__What to work on__:
What are the lines from the one with "Give me the" through the end of the records below, written out exactly and without the pictures?

__Exercise inputs__:
+ + + +
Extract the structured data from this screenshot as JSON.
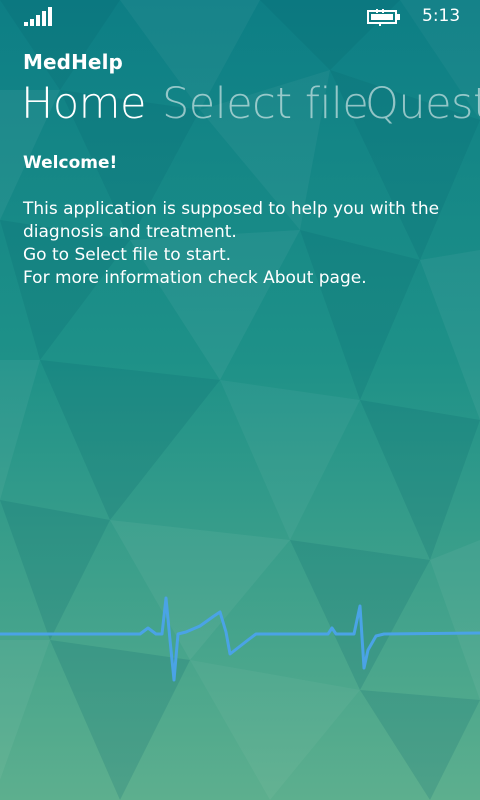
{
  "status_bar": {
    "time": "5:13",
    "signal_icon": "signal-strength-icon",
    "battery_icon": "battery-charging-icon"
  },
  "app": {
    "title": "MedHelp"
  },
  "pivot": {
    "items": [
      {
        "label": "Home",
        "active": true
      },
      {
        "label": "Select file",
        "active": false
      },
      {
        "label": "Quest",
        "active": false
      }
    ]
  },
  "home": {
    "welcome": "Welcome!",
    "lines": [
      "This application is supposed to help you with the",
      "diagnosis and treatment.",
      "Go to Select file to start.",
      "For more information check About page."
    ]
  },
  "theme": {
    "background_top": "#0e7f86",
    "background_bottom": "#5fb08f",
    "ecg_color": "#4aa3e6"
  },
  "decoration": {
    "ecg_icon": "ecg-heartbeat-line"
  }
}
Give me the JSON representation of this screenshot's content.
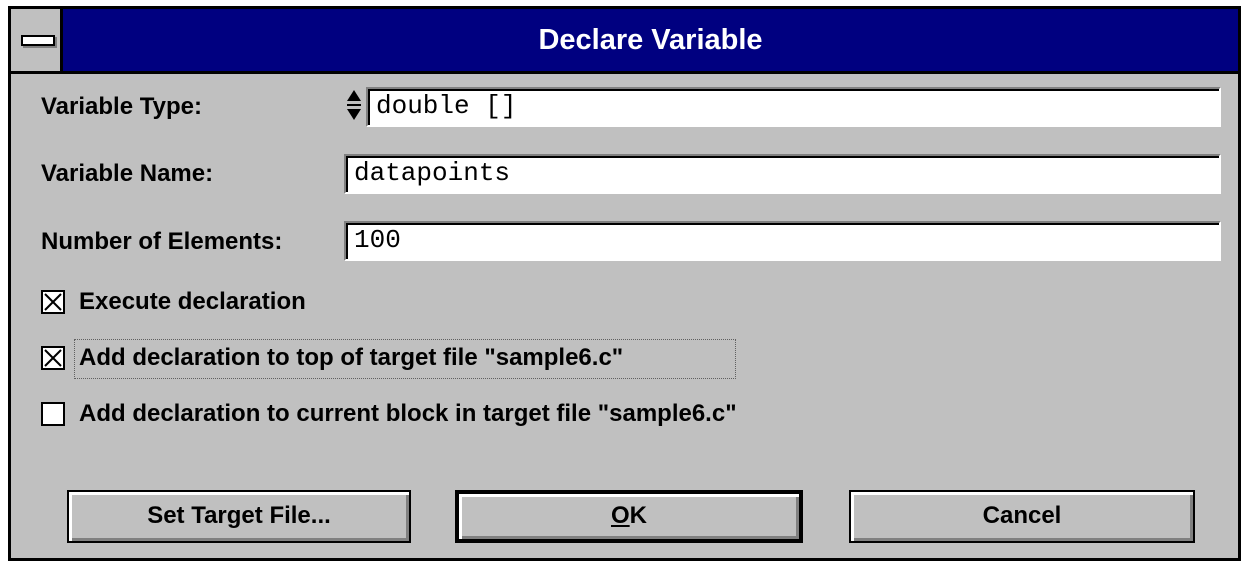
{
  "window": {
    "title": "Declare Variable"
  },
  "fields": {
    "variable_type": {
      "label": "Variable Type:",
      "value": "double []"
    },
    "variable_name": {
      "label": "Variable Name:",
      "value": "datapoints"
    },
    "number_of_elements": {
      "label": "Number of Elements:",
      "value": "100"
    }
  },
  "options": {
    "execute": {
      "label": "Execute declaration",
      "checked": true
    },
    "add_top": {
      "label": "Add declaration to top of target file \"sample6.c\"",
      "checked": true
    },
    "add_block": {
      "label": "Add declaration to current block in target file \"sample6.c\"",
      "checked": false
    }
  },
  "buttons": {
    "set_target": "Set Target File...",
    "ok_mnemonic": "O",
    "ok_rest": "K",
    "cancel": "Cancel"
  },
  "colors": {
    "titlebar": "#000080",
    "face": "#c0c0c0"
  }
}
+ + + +
__Answer to this exercise__:
Give me the JSON representation of this screenshot's content.
{
  "window": {
    "title": "Declare Variable"
  },
  "fields": {
    "variable_type": {
      "label": "Variable Type:",
      "value": "double []"
    },
    "variable_name": {
      "label": "Variable Name:",
      "value": "datapoints"
    },
    "number_of_elements": {
      "label": "Number of Elements:",
      "value": "100"
    }
  },
  "options": {
    "execute": {
      "label": "Execute declaration",
      "checked": true
    },
    "add_top": {
      "label": "Add declaration to top of target file \"sample6.c\"",
      "checked": true
    },
    "add_block": {
      "label": "Add declaration to current block in target file \"sample6.c\"",
      "checked": false
    }
  },
  "buttons": {
    "set_target": "Set Target File...",
    "ok_mnemonic": "O",
    "ok_rest": "K",
    "cancel": "Cancel"
  },
  "colors": {
    "titlebar": "#000080",
    "face": "#c0c0c0"
  }
}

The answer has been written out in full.